Audio: Australian outback accommodates battalion-size, live-fire training

Audio by Sgt. Jonathan WrightSmall RSS IconSubscriptions Icon

Get Adobe Flash player

The Australian Defence Force purchased land in the Northern Territory’s Bradshaw Field Training Area from its Aboriginal owners in 1996 for use as a large, live-fire training range. To prove its effectiveness for a battalion-sized force, Marines and Sailors of the 31st Marine Expeditionary Unit, Marines of Marine Rotational Force - Darwin and soldiers of 5th Royal Australian Regiment trained as a force of nearly 1,000 troops conducting simultaneous live-fire ranges and assaults.

Web Views
High-Res. Downloads

Podcast Hits

Public Domain Mark
This work, Australian outback accommodates battalion-size, live-fire training, by Sgt Jonathan Wright, identified by DVIDS, is free of known copyright restrictions under U.S. copyright law.

Date Taken:09.04.2013

Date Posted:09.04.2013


Audio ID:34225




Hometown:ST. JOSEPH, IL, US

More Like This

  • Using dozens of aircraft and a convoy of more than 50 vehicles, the 31st Marine Expeditionary Unit moved a battalion-size force from the ships of Amphibious Squadron 11 more than 300 miles inland to take part in Exercise Koolendong 13. Marines and Sailors from the ground combat element, combat logistics element and command element of the 31st MEU arrived in waves of Medium Tactical Vehicle Replacements (known as 7-tons); High Mobility, Multi-Wheeled Vehicles; and Light Armored Vehicles. During the two-day period it took the convoy to reach the training area, MV-22 Osprey and CH-53 Super Stallion aircraft unloaded waves of additional forces.
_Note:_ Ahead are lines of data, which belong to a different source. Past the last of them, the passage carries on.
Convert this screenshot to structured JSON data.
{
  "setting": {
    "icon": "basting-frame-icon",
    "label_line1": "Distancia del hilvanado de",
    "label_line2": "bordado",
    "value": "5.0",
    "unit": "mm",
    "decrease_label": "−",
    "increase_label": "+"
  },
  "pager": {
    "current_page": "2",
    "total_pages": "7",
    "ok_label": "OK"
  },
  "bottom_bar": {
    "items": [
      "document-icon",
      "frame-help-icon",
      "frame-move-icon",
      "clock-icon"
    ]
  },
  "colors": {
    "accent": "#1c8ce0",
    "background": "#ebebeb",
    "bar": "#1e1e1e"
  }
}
The combined offload efforts of the ground and air combat elements brought a total of approximately 700 troops ashore for the exercise. Koolendong will feature several day and night live-fire exercises alongside the Marine Rotational Force - Darwin and the 5th Royal Australian Regiment. The 31st MEU brings what it needs to sustain itself to accomplish the mission or to pave the way for follow-on forces. The size and composition of the 31st MEU makes it well suited for amphibious operations, which includes raids, assaults, evacuations and humanitarian assistance operations.
  • The Marines and Sailors of Company E., Battalion Landing Team 2nd Battalion, 4th Marines, 31st Marine Expeditionary Unit; Marine Rotational Force - Darwin; and Australian Army soldiers of 5th Royal Australian Regiment, conducted a live-fire assault as part of Exercise Koolendong 13. Involving multiple ranges, the training featured the integrated live-fire of M777A2 Howitzers; the 120mm Expeditionary Fire Support System; Light Armored Vehicles; M240G Medium machine guns and Browning M2 .50 caliber machine guns; and a vertical assault by MV-22 Osprey tiltrotor aircraft from the USS Bonhomme Richard more than 300 miles away.
  • Marines with India Battery, 3rd Battalion, 12th Marine Regiment, Battalion Landing Team 2nd Battalion, 1st Marine Regiment, 31st Marine Expeditionary Unit, live-fire the 120mm mortar system during the annual Philippine Bilateral Amphibious Landing Exercise. The mortar is unique in that it fires at ranges in between the 81mm mortar and 155mm howitzer and is capable of firing over troops ahead of its position.
  • Marines with Company G., Battalion Landing Team, 2nd Battalion, 1st Marine Regiment, 31st Marine Expeditionary Unit, and Philippine Marines of the 3rd Marine Battalion, 33rd Marine Company, are inserted by helicopters from Marine Medium Helicopter Squadron 262 (Reinforced) to conduct a live-fire raid.


  • Army
  • Marines
  • Navy
  • Air Force
  • Coast Guard
  • National Guard




  • Facebook
  • Twitter
  • Youtube
  • Flickr